◆ Exercise description ◆
Copy each entry precisely as written, and do not carry over the pictures.

◆ Extracted data ◆
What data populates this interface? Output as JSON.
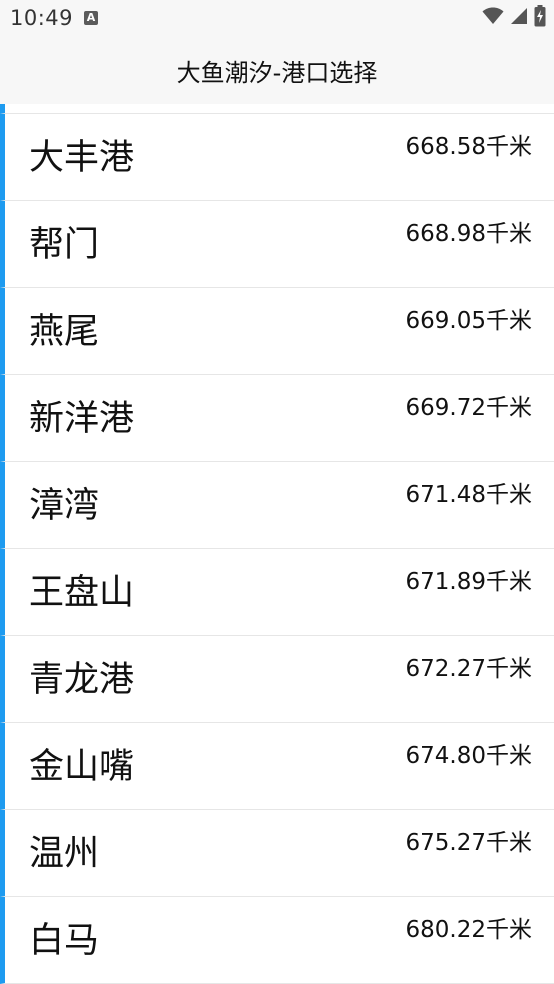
{
  "status_bar": {
    "time": "10:49",
    "notification_icon": "a-icon",
    "icons": [
      "wifi-icon",
      "signal-icon",
      "battery-charging-icon"
    ]
  },
  "app_bar": {
    "title": "大鱼潮汐-港口选择"
  },
  "ports": [
    {
      "name": "大丰港",
      "distance": "668.58千米"
    },
    {
      "name": "帮门",
      "distance": "668.98千米"
    },
    {
      "name": "燕尾",
      "distance": "669.05千米"
    },
    {
      "name": "新洋港",
      "distance": "669.72千米"
    },
    {
      "name": "漳湾",
      "distance": "671.48千米"
    },
    {
      "name": "王盘山",
      "distance": "671.89千米"
    },
    {
      "name": "青龙港",
      "distance": "672.27千米"
    },
    {
      "name": "金山嘴",
      "distance": "674.80千米"
    },
    {
      "name": "温州",
      "distance": "675.27千米"
    },
    {
      "name": "白马",
      "distance": "680.22千米"
    }
  ],
  "colors": {
    "accent": "#1e9bf0",
    "bar_background": "#f7f7f7",
    "divider": "#e6e6e6"
  }
}
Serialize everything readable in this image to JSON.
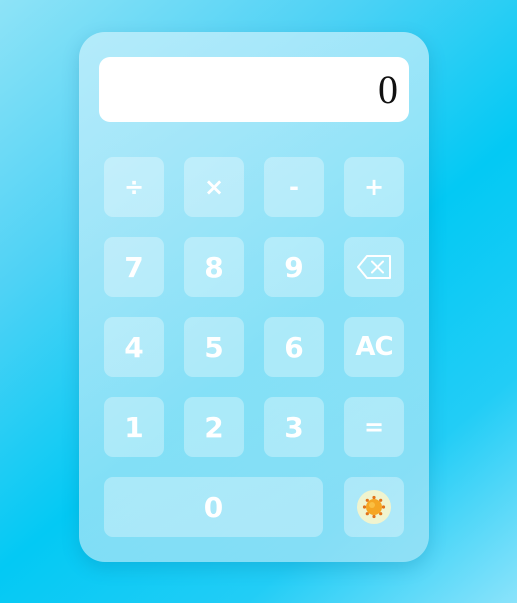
{
  "display": {
    "value": "0"
  },
  "keys": {
    "divide": "÷",
    "multiply": "×",
    "subtract": "-",
    "add": "+",
    "seven": "7",
    "eight": "8",
    "nine": "9",
    "four": "4",
    "five": "5",
    "six": "6",
    "clear": "AC",
    "one": "1",
    "two": "2",
    "three": "3",
    "equals": "=",
    "zero": "0"
  },
  "icons": {
    "backspace": "backspace-icon",
    "theme": "sun-icon"
  },
  "colors": {
    "key_text": "#ffffff",
    "display_bg": "#ffffff",
    "sun": "#f5a623"
  }
}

◆ Task solution ◆
What data populates this interface? Output as JSON.
{
  "status_bar": {
    "time": "10:49",
    "notification_icon": "a-icon",
    "icons": [
      "wifi-icon",
      "signal-icon",
      "battery-charging-icon"
    ]
  },
  "app_bar": {
    "title": "大鱼潮汐-港口选择"
  },
  "ports": [
    {
      "name": "大丰港",
      "distance": "668.58千米"
    },
    {
      "name": "帮门",
      "distance": "668.98千米"
    },
    {
      "name": "燕尾",
      "distance": "669.05千米"
    },
    {
      "name": "新洋港",
      "distance": "669.72千米"
    },
    {
      "name": "漳湾",
      "distance": "671.48千米"
    },
    {
      "name": "王盘山",
      "distance": "671.89千米"
    },
    {
      "name": "青龙港",
      "distance": "672.27千米"
    },
    {
      "name": "金山嘴",
      "distance": "674.80千米"
    },
    {
      "name": "温州",
      "distance": "675.27千米"
    },
    {
      "name": "白马",
      "distance": "680.22千米"
    }
  ],
  "colors": {
    "accent": "#1e9bf0",
    "bar_background": "#f7f7f7",
    "divider": "#e6e6e6"
  }
}
Serialize everything readable in this image to JSON.
{
  "display": {
    "value": "0"
  },
  "keys": {
    "divide": "÷",
    "multiply": "×",
    "subtract": "-",
    "add": "+",
    "seven": "7",
    "eight": "8",
    "nine": "9",
    "four": "4",
    "five": "5",
    "six": "6",
    "clear": "AC",
    "one": "1",
    "two": "2",
    "three": "3",
    "equals": "=",
    "zero": "0"
  },
  "icons": {
    "backspace": "backspace-icon",
    "theme": "sun-icon"
  },
  "colors": {
    "key_text": "#ffffff",
    "display_bg": "#ffffff",
    "sun": "#f5a623"
  }
}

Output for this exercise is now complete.